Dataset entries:
=-=-=-=-=

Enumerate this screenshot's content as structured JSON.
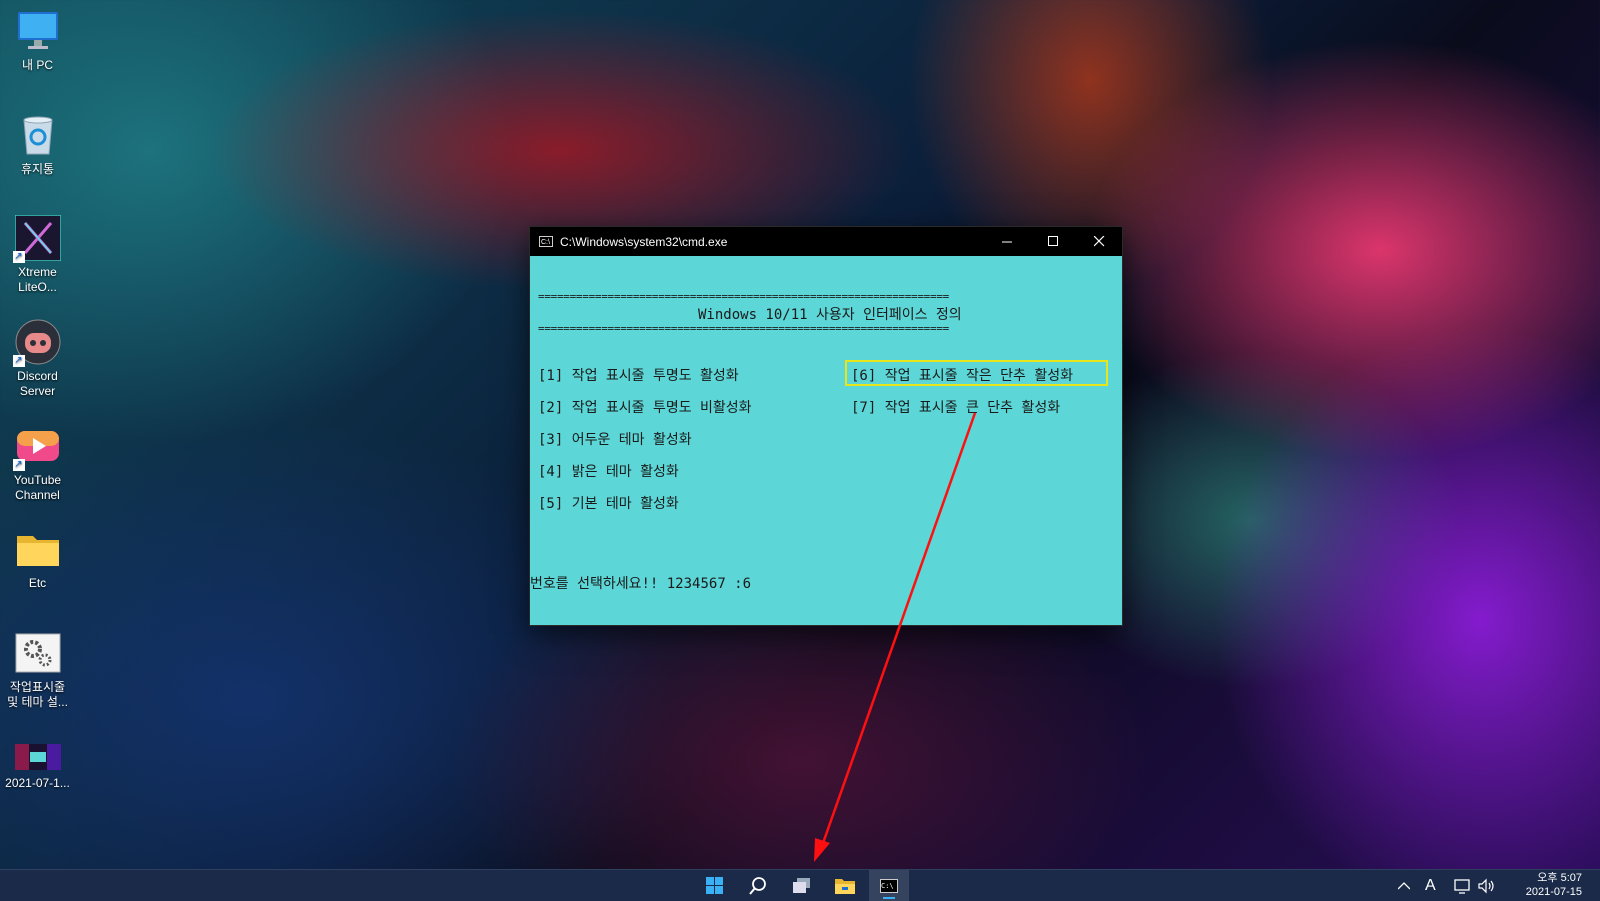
{
  "desktop": {
    "icons": [
      {
        "label": "내 PC"
      },
      {
        "label": "휴지통"
      },
      {
        "label": "Xtreme\nLiteO..."
      },
      {
        "label": "Discord\nServer"
      },
      {
        "label": "YouTube\nChannel"
      },
      {
        "label": "Etc"
      },
      {
        "label": "작업표시줄\n및 테마 설..."
      },
      {
        "label": "2021-07-1..."
      }
    ]
  },
  "cmd_window": {
    "title": "C:\\Windows\\system32\\cmd.exe",
    "icon_text": "C:\\",
    "background_color": "#5cd6d6",
    "separator": "=================================================================",
    "header": "Windows 10/11 사용자 인터페이스 정의",
    "options": [
      "[1] 작업 표시줄 투명도 활성화",
      "[2] 작업 표시줄 투명도 비활성화",
      "[3] 어두운 테마 활성화",
      "[4] 밝은 테마 활성화",
      "[5] 기본 테마 활성화",
      "[6] 작업 표시줄 작은 단추 활성화",
      "[7] 작업 표시줄 큰 단추 활성화"
    ],
    "highlighted_option": "[6] 작업 표시줄 작은 단추 활성화",
    "prompt": "번호를 선택하세요!! 1234567 :6"
  },
  "annotation": {
    "arrow_color": "#ff1010"
  },
  "taskbar": {
    "apps": [
      "start-icon",
      "search-icon",
      "task-view-icon",
      "file-explorer-icon",
      "cmd-icon"
    ],
    "cmd_icon_text": "C:\\",
    "tray": {
      "ime": "A"
    },
    "clock": {
      "time": "오후 5:07",
      "date": "2021-07-15"
    }
  }
}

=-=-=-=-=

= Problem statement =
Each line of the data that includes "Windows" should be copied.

= Answer to this exercise =
    "title": "C:\\Windows\\system32\\cmd.exe",
    "header": "Windows 10/11 사용자 인터페이스 정의",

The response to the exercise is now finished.